First, we profoundly lament what occurred during the worst tragedy in the history of the jails of our country and we are greatly in solidarity with the family members and those affected by the disaster who took the lives of a large number of prisoners in the Comayagua prison which according to initial data added up to 356 persons who died out of a prison population of 852.

Second, we invite our brothers and to unite with us in a common effort to respond, in the short and medium term, to the most urgent needs of the survivors of the disaster and the affected families.

Third, we lament that this is the third disaster which has happened in a decade in the prisons of Honduras, an aggravating factor being that the penal institution in the city of Comayagua was considered the prison with a higher level of security on the national level.

Fourth: we consider lamentable the inhuman conditions of stacking up [the prisoners] and insecurity in which our country’s prison population lives. Specifically in the Prison of Comayagua, constructed to house 250 prisons, the prison population was reaching 852 persons deprived of liberty.

Fifth, we ask the live groups [literally, the forces that are alive] of the Honduran society so that, united, we demand that our authorities improve the conditions of imprisonment and the means of human security in the prisons in order to safeguard the integrity and dignity of those deprived of liberty and in order that such a lamentable tragedy is not repeated, a tragedy which has brought grief to so many Honduran families and saddens all of us.

Sixth, we ask the Christian community to lift up prayers to the God of life, so that welcome in his kind hands and welcome into his glory our brothers who have died and that he strengthen their relatives with the certainty that they are not alone, that God keeps watch over them and accompanies them in these difficult moments. May God quickly heal those wounded during this disaster and may our civil authorities act decisively and quickly to improve the conditions of our prisons and of the judicial system in general.

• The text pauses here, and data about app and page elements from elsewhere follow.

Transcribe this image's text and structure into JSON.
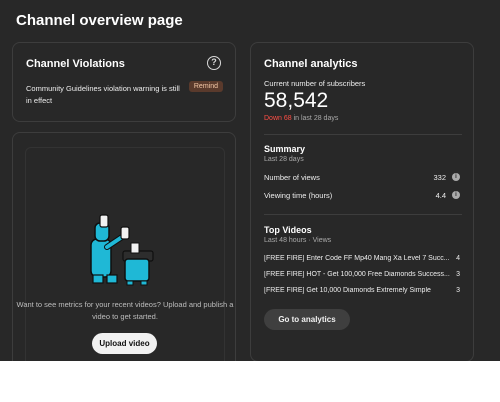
{
  "page": {
    "title": "Channel overview page"
  },
  "violations": {
    "title": "Channel Violations",
    "message": "Community Guidelines violation warning is still in effect",
    "badge": "Remind",
    "help_icon": "question-circle-icon"
  },
  "videos_empty": {
    "message": "Want to see metrics for your recent videos? Upload and publish a video to get started.",
    "upload_label": "Upload video",
    "illustration": "creator-illustration"
  },
  "analytics": {
    "title": "Channel analytics",
    "subscribers_label": "Current number of subscribers",
    "subscribers_count": "58,542",
    "change_down": "Down 68",
    "change_rest": " in last 28 days",
    "summary": {
      "title": "Summary",
      "period": "Last 28 days",
      "metrics": [
        {
          "label": "Number of views",
          "value": "332",
          "icon": "info-icon"
        },
        {
          "label": "Viewing time (hours)",
          "value": "4.4",
          "icon": "info-icon"
        }
      ]
    },
    "top_videos": {
      "title": "Top Videos",
      "period": "Last 48 hours · Views",
      "items": [
        {
          "title": "[FREE FIRE] Enter Code FF Mp40 Mang Xa Level 7 Succ...",
          "views": "4"
        },
        {
          "title": "[FREE FIRE] HOT - Get 100,000 Free Diamonds Success...",
          "views": "3"
        },
        {
          "title": "[FREE FIRE] Get 10,000 Diamonds Extremely Simple",
          "views": "3"
        }
      ]
    },
    "go_label": "Go to analytics"
  },
  "colors": {
    "background": "#282828",
    "down": "#ff4e45",
    "badge_bg": "#5a3a2c",
    "accent_illustration": "#1fb8d6"
  }
}
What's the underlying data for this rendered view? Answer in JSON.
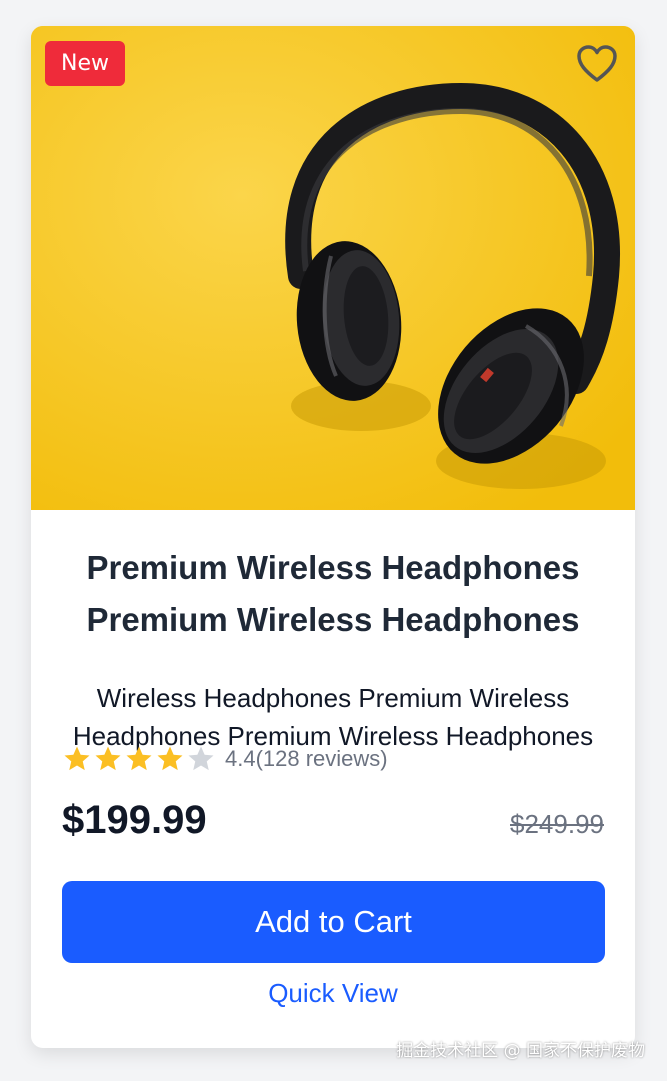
{
  "product": {
    "badge": "New",
    "favorite_icon": "heart-outline-icon",
    "title": "Premium Wireless Headphones Premium Wireless Headphones",
    "description": "Wireless Headphones Premium Wireless Headphones Premium Wireless Headphones",
    "rating": {
      "value": 4.4,
      "max": 5,
      "display": "4.4(128 reviews)"
    },
    "price": "$199.99",
    "original_price": "$249.99",
    "add_to_cart_label": "Add to Cart",
    "quick_view_label": "Quick View"
  },
  "watermark": "掘金技术社区 @ 国家不保护废物",
  "colors": {
    "accent": "#1a5cff",
    "badge": "#ef2b3a",
    "star_filled": "#fbbf24",
    "star_empty": "#d1d5db",
    "image_background": "#f7c81a"
  }
}
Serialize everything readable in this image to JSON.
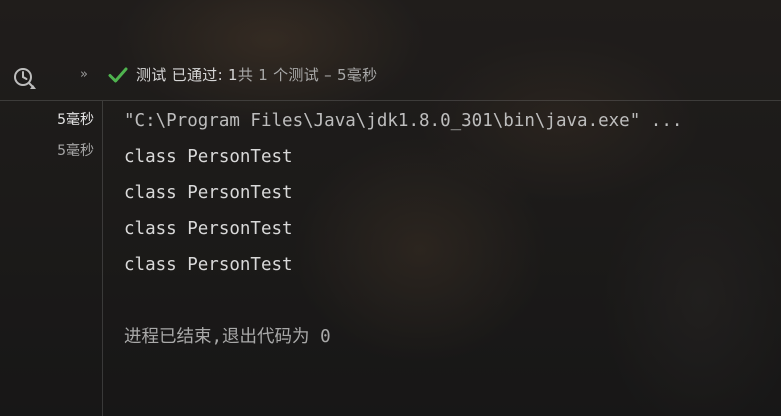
{
  "toolbar": {
    "history_icon": "clock-history-icon",
    "expand_glyph": "»",
    "pass_icon": "checkmark-icon",
    "status": {
      "prefix": "测试 已通过: ",
      "passed": "1",
      "suffix": "共 1 个测试 – 5毫秒"
    }
  },
  "tree": {
    "durations": [
      "5毫秒",
      "5毫秒"
    ]
  },
  "console": {
    "command": "\"C:\\Program Files\\Java\\jdk1.8.0_301\\bin\\java.exe\" ...",
    "output": [
      "class PersonTest",
      "class PersonTest",
      "class PersonTest",
      "class PersonTest"
    ],
    "exit_message": "进程已结束,退出代码为 0"
  },
  "colors": {
    "pass_green": "#4fb34f",
    "text": "#d9d9d9",
    "muted": "#a8a8a8"
  }
}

Monseñor Roberto Camílleri OFM
Bishop of Comayagua and the priests of the diocese

The original Spanish can be found on my Spanish blog, here.